(Entries supplied)

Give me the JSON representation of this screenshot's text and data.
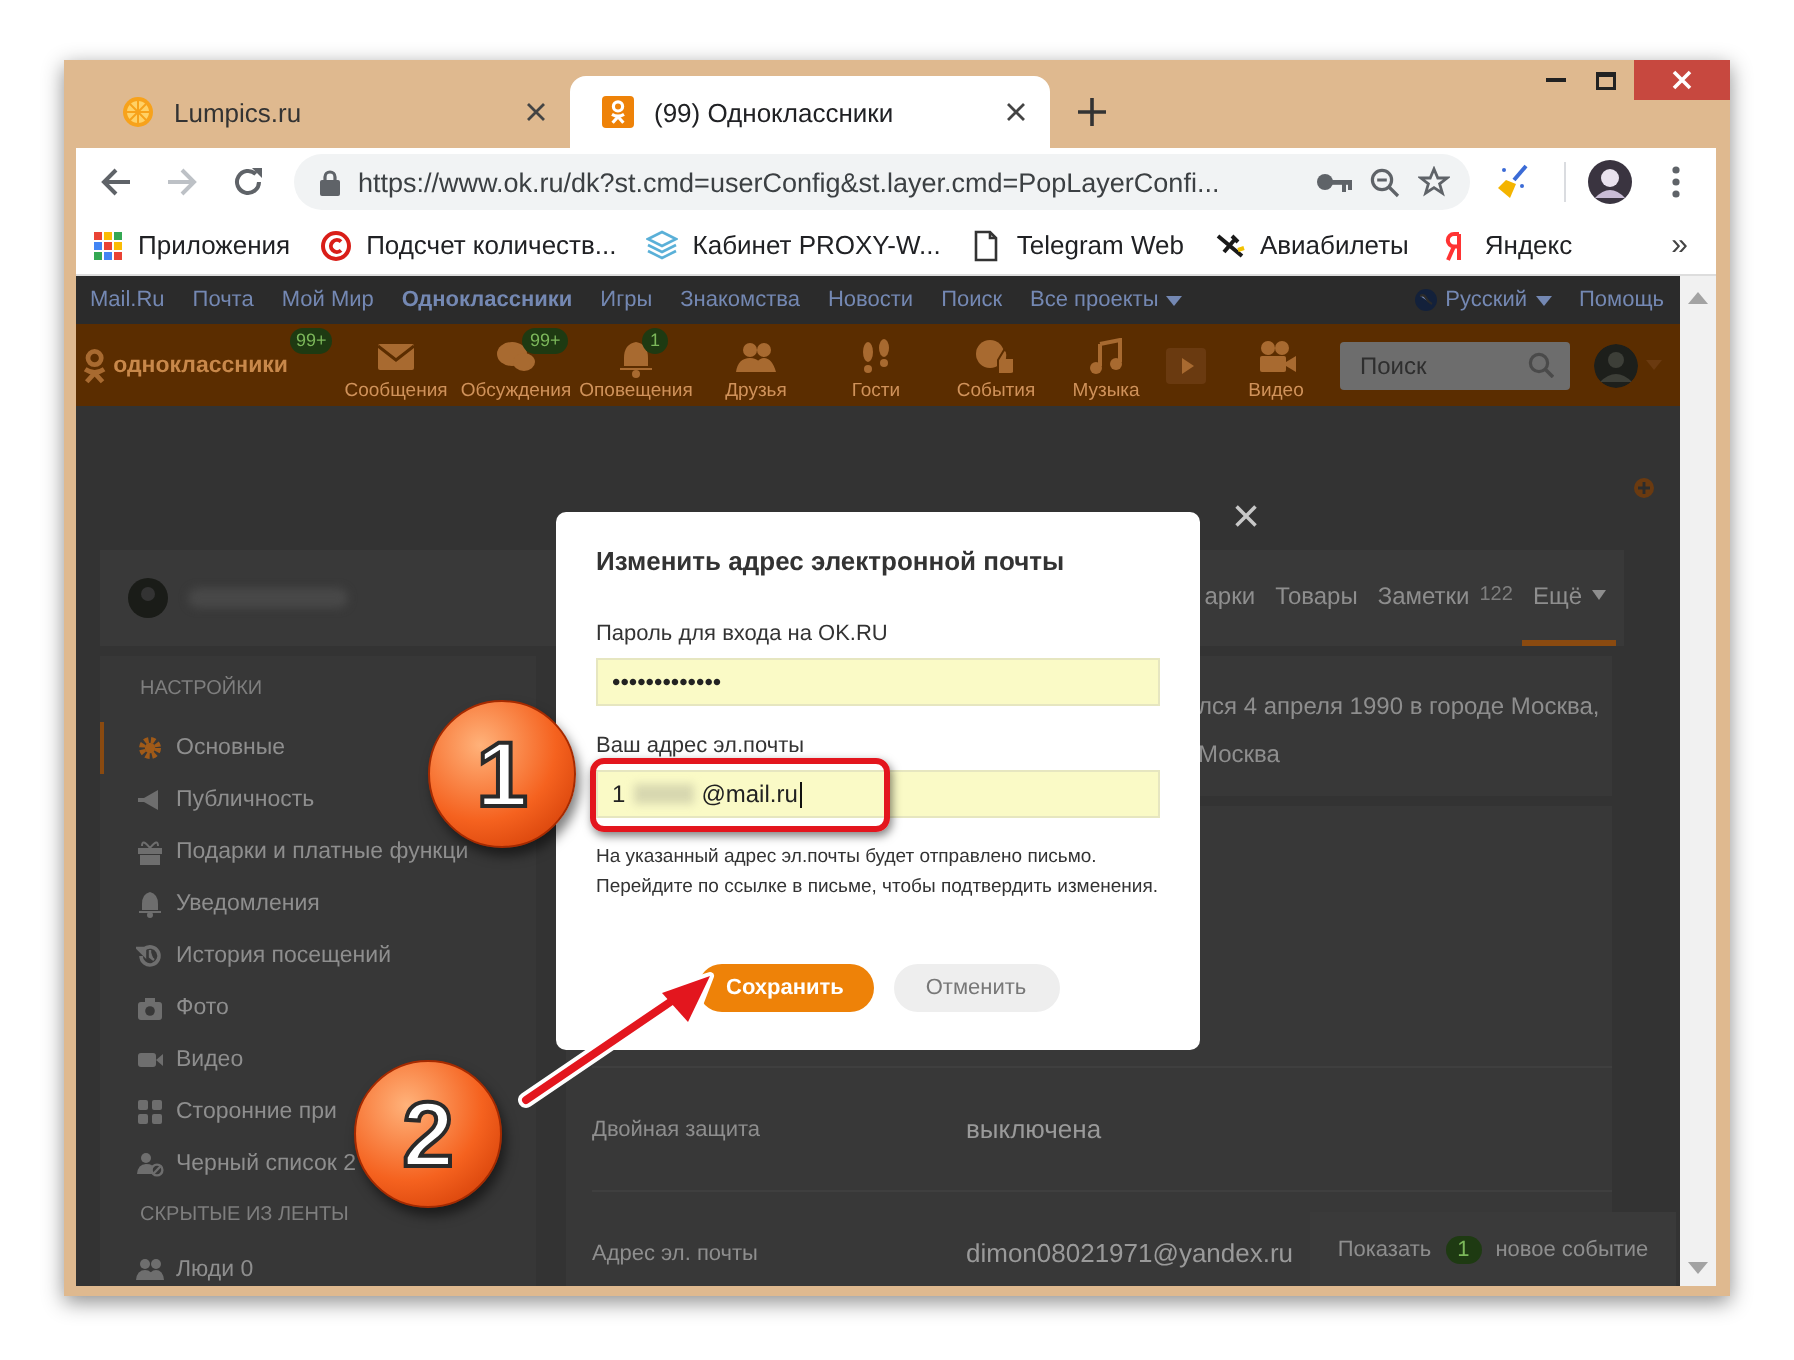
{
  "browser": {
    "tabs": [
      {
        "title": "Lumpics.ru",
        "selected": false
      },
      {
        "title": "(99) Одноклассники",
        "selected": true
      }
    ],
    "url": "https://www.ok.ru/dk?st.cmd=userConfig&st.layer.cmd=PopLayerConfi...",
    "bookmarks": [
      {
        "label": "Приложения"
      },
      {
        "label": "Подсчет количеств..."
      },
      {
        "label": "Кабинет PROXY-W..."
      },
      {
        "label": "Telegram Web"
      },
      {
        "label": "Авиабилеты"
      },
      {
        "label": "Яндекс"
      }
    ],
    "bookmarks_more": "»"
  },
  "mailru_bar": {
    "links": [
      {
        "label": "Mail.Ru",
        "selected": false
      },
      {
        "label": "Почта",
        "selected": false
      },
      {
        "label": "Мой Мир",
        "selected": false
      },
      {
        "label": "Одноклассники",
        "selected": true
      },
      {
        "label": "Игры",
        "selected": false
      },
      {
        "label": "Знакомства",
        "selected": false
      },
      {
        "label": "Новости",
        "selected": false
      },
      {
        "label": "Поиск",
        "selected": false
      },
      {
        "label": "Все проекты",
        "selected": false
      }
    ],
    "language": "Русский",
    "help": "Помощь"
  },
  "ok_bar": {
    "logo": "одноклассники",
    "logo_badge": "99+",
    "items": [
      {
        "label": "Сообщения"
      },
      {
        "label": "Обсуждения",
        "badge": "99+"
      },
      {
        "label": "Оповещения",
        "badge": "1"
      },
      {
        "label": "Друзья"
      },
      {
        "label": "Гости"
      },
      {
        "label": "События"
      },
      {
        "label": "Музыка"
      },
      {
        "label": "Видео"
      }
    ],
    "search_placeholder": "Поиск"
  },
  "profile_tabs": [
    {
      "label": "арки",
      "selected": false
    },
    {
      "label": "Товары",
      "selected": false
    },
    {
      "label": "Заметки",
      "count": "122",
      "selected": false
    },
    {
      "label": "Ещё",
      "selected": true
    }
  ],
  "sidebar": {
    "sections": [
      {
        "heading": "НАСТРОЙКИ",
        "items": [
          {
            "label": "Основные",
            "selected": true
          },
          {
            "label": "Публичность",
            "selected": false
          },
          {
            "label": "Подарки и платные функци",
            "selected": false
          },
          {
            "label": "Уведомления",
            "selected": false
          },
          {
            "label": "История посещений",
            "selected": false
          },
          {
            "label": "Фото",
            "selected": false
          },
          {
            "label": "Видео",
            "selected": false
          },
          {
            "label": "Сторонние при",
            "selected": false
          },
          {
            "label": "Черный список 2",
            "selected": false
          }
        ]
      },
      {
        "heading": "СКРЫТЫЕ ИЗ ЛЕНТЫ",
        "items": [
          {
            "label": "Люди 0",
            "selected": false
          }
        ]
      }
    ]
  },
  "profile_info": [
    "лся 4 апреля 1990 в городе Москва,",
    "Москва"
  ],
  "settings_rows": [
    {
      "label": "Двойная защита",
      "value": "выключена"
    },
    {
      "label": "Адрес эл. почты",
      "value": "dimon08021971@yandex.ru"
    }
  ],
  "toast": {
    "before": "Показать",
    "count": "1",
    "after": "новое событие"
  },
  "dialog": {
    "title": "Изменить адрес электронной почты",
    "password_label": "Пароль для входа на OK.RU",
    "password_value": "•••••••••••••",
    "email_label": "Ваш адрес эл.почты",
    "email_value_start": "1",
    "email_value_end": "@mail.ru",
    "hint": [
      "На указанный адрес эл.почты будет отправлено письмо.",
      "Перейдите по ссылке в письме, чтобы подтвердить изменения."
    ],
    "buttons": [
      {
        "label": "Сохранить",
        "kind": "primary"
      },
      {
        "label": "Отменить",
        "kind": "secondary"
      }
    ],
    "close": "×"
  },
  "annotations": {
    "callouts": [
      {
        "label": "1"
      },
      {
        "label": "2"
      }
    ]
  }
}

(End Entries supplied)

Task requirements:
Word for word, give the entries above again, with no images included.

Exercise solution:
Give me the JSON representation of this screenshot's text and data.
{
  "browser": {
    "tabs": [
      {
        "title": "Lumpics.ru",
        "selected": false
      },
      {
        "title": "(99) Одноклассники",
        "selected": true
      }
    ],
    "url": "https://www.ok.ru/dk?st.cmd=userConfig&st.layer.cmd=PopLayerConfi...",
    "bookmarks": [
      {
        "label": "Приложения"
      },
      {
        "label": "Подсчет количеств..."
      },
      {
        "label": "Кабинет PROXY-W..."
      },
      {
        "label": "Telegram Web"
      },
      {
        "label": "Авиабилеты"
      },
      {
        "label": "Яндекс"
      }
    ],
    "bookmarks_more": "»"
  },
  "mailru_bar": {
    "links": [
      {
        "label": "Mail.Ru",
        "selected": false
      },
      {
        "label": "Почта",
        "selected": false
      },
      {
        "label": "Мой Мир",
        "selected": false
      },
      {
        "label": "Одноклассники",
        "selected": true
      },
      {
        "label": "Игры",
        "selected": false
      },
      {
        "label": "Знакомства",
        "selected": false
      },
      {
        "label": "Новости",
        "selected": false
      },
      {
        "label": "Поиск",
        "selected": false
      },
      {
        "label": "Все проекты",
        "selected": false
      }
    ],
    "language": "Русский",
    "help": "Помощь"
  },
  "ok_bar": {
    "logo": "одноклассники",
    "logo_badge": "99+",
    "items": [
      {
        "label": "Сообщения"
      },
      {
        "label": "Обсуждения",
        "badge": "99+"
      },
      {
        "label": "Оповещения",
        "badge": "1"
      },
      {
        "label": "Друзья"
      },
      {
        "label": "Гости"
      },
      {
        "label": "События"
      },
      {
        "label": "Музыка"
      },
      {
        "label": "Видео"
      }
    ],
    "search_placeholder": "Поиск"
  },
  "profile_tabs": [
    {
      "label": "арки",
      "selected": false
    },
    {
      "label": "Товары",
      "selected": false
    },
    {
      "label": "Заметки",
      "count": "122",
      "selected": false
    },
    {
      "label": "Ещё",
      "selected": true
    }
  ],
  "sidebar": {
    "sections": [
      {
        "heading": "НАСТРОЙКИ",
        "items": [
          {
            "label": "Основные",
            "selected": true
          },
          {
            "label": "Публичность",
            "selected": false
          },
          {
            "label": "Подарки и платные функци",
            "selected": false
          },
          {
            "label": "Уведомления",
            "selected": false
          },
          {
            "label": "История посещений",
            "selected": false
          },
          {
            "label": "Фото",
            "selected": false
          },
          {
            "label": "Видео",
            "selected": false
          },
          {
            "label": "Сторонние при",
            "selected": false
          },
          {
            "label": "Черный список 2",
            "selected": false
          }
        ]
      },
      {
        "heading": "СКРЫТЫЕ ИЗ ЛЕНТЫ",
        "items": [
          {
            "label": "Люди 0",
            "selected": false
          }
        ]
      }
    ]
  },
  "profile_info": [
    "лся 4 апреля 1990 в городе Москва,",
    "Москва"
  ],
  "settings_rows": [
    {
      "label": "Двойная защита",
      "value": "выключена"
    },
    {
      "label": "Адрес эл. почты",
      "value": "dimon08021971@yandex.ru"
    }
  ],
  "toast": {
    "before": "Показать",
    "count": "1",
    "after": "новое событие"
  },
  "dialog": {
    "title": "Изменить адрес электронной почты",
    "password_label": "Пароль для входа на OK.RU",
    "password_value": "•••••••••••••",
    "email_label": "Ваш адрес эл.почты",
    "email_value_start": "1",
    "email_value_end": "@mail.ru",
    "hint": [
      "На указанный адрес эл.почты будет отправлено письмо.",
      "Перейдите по ссылке в письме, чтобы подтвердить изменения."
    ],
    "buttons": [
      {
        "label": "Сохранить",
        "kind": "primary"
      },
      {
        "label": "Отменить",
        "kind": "secondary"
      }
    ],
    "close": "×"
  },
  "annotations": {
    "callouts": [
      {
        "label": "1"
      },
      {
        "label": "2"
      }
    ]
  }
}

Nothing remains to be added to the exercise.